On the Medieval and Renaissance Studies pathway you’ll study the myriad ways in which power was understood, communicated and exercised during the Middle Ages and Renaissance period (c.300-c.1700 CE).
The programme draws on our considerable medieval and early modern expertise across history, literature, languages, and archaeology (see here for our academics and their research interests: http://www.liv.ac.uk/cmrs/staff. We examine issues such as:-
the notions and exercise of secular and spiritual authority the operation of power in medieval and early modern societies the development of conceptions of and attitudes to gender the construction of identities You’ll become skilled in the advanced research methods and techniques needed to read and interpret original sources. There’ll also be training in languages and palaeography: vital attributes if you want to continue into doctoral research.
You will also have the opportunity to participate fully in the activities of Liverpool’s Centre for Medieval and Renaissance Studies http://www.liv.ac.uk/cmrs.
Students study two 30-credit core modules and four 15-credit research training modules, culminating in a 60- credit dissertation.
Breadth of expertise
The interests of our staff and PhD students are extremely diverse and span the medieval, early modern and modern periods.
Their work encompasses political, social, cultural, economic, military and diplomatic history, across Europe, Africa, Asia, Australia and the Americas.
Active seminar programmes, linked to our research centres and MA programmes, enable staff and postgraduates to present their work and listen to eminent visiting speakers.
These are our on-going seminar series:
Medieval and Renaissance Studies Eighteenth-Century Worlds Contemporary Cultural and Social History International Slavery Contemporary History and Policy New Research (run by our postgraduate students) Recent conferences and workshops have addressed ‘Religion in the Spanish Baroque’, ‘Text and Place in Medieval and Early Modern Europe’, ‘Re-thinking Post- Slavery’ and ‘British Nuclear Culture’.
Taught programmes that prepare you for future research
By pursuing our programmes you’ll gain the skills and knowledge you need to carry out further research towards a PhD.
Our MA programmes are taught by research-active experts who bring their knowledge of, and passion for, their subjects into the seminar room.
Teaching takes place in small-group seminars or workshops and through one-to-one tutorials, as we believe this leads to the best collaboration between students and staff.
We offer programmes in:-
Cultural History Eighteenth-Century Worlds International Slavery Studies Medieval and Renaissance Studies Twentieth-Century History You can also pursue an MRes in History or a vocational Masters in Archives and Records Management.

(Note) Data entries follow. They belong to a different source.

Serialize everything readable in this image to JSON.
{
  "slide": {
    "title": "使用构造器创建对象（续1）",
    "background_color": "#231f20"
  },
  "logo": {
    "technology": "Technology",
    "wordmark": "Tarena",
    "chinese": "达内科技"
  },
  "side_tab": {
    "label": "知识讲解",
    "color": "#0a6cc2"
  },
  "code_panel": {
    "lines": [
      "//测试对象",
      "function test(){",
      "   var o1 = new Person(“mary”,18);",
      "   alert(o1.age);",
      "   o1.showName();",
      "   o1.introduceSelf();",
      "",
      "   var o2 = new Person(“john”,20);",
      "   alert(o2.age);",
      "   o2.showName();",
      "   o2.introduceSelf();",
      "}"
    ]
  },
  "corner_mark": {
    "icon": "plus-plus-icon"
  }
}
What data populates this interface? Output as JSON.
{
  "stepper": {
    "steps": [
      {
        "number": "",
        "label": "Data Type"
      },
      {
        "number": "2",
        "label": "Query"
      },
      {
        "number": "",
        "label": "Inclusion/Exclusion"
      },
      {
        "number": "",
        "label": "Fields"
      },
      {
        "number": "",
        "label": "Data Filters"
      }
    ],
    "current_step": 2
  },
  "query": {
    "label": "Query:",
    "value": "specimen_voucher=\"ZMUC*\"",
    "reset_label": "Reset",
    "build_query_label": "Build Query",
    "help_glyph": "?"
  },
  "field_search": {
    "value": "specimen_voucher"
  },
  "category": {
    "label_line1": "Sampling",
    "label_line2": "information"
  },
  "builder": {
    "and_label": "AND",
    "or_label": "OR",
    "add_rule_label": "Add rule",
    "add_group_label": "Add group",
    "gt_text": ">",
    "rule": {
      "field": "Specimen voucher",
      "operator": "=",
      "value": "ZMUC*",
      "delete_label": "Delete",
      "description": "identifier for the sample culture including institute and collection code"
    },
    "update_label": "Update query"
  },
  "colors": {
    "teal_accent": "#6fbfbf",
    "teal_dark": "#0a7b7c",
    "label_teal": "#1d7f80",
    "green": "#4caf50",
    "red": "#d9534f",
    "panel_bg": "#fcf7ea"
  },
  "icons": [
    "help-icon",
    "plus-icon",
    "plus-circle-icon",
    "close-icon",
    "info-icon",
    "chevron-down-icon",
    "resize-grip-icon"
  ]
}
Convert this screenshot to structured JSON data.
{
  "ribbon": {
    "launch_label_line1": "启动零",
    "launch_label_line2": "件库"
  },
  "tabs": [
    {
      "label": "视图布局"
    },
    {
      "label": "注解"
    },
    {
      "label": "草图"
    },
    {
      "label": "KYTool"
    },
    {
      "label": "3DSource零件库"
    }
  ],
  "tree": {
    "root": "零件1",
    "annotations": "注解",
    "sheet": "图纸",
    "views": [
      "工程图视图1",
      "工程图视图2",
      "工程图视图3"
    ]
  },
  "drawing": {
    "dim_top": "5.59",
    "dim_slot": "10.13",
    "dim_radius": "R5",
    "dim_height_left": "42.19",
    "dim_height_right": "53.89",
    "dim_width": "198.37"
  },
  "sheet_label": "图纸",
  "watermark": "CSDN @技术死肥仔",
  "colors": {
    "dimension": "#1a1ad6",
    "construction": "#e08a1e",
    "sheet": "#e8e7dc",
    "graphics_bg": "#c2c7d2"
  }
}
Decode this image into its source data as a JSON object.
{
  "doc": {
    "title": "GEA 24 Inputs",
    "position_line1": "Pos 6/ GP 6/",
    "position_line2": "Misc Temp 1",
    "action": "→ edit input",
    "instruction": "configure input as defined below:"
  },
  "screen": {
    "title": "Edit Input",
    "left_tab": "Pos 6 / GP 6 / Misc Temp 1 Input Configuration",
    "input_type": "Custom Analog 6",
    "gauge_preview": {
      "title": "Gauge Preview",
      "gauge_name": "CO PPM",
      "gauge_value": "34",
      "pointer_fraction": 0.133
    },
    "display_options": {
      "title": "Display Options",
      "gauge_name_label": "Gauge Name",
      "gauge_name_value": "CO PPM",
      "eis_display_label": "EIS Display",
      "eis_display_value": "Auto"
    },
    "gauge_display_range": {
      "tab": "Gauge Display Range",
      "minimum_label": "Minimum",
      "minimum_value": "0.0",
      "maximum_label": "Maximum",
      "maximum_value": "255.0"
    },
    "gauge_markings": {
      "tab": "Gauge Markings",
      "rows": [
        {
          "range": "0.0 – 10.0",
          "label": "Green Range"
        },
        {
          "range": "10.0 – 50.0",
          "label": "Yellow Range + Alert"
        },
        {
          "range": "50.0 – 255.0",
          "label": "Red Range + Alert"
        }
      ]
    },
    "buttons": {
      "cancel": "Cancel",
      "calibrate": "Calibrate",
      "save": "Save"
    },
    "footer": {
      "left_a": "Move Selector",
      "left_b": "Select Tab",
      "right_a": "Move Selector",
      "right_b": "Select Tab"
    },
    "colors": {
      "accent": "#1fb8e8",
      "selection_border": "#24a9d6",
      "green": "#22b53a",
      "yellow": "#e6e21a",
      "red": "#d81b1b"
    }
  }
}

Support and skills training for PhD students
As a postgraduate research student you’ll receive comprehensive skills from the Graduate School, the Faculty of Humanities and Social Sciences and History Department.
This will equip you with the research skills you need to successfully complete your PhD.
Our PhD programmes place a strong emphasis on independent research and study, culminating in a 100,000-word dissertation. Two supervisors (normally experts in your chosen field) who will advise and support you through the process.
Our commitment to postgraduate students
We welcome enquiries from all postgraduate students interested in studying here and will give you all the academic, practical and pastoral support we can.
Students have a voice here and are represented on the School Postgraduate Committee. There’s also a dedicated staff – student liaison committee to oversee our MA and PhD programmes.
Postgraduate studentships and bursaries are often available.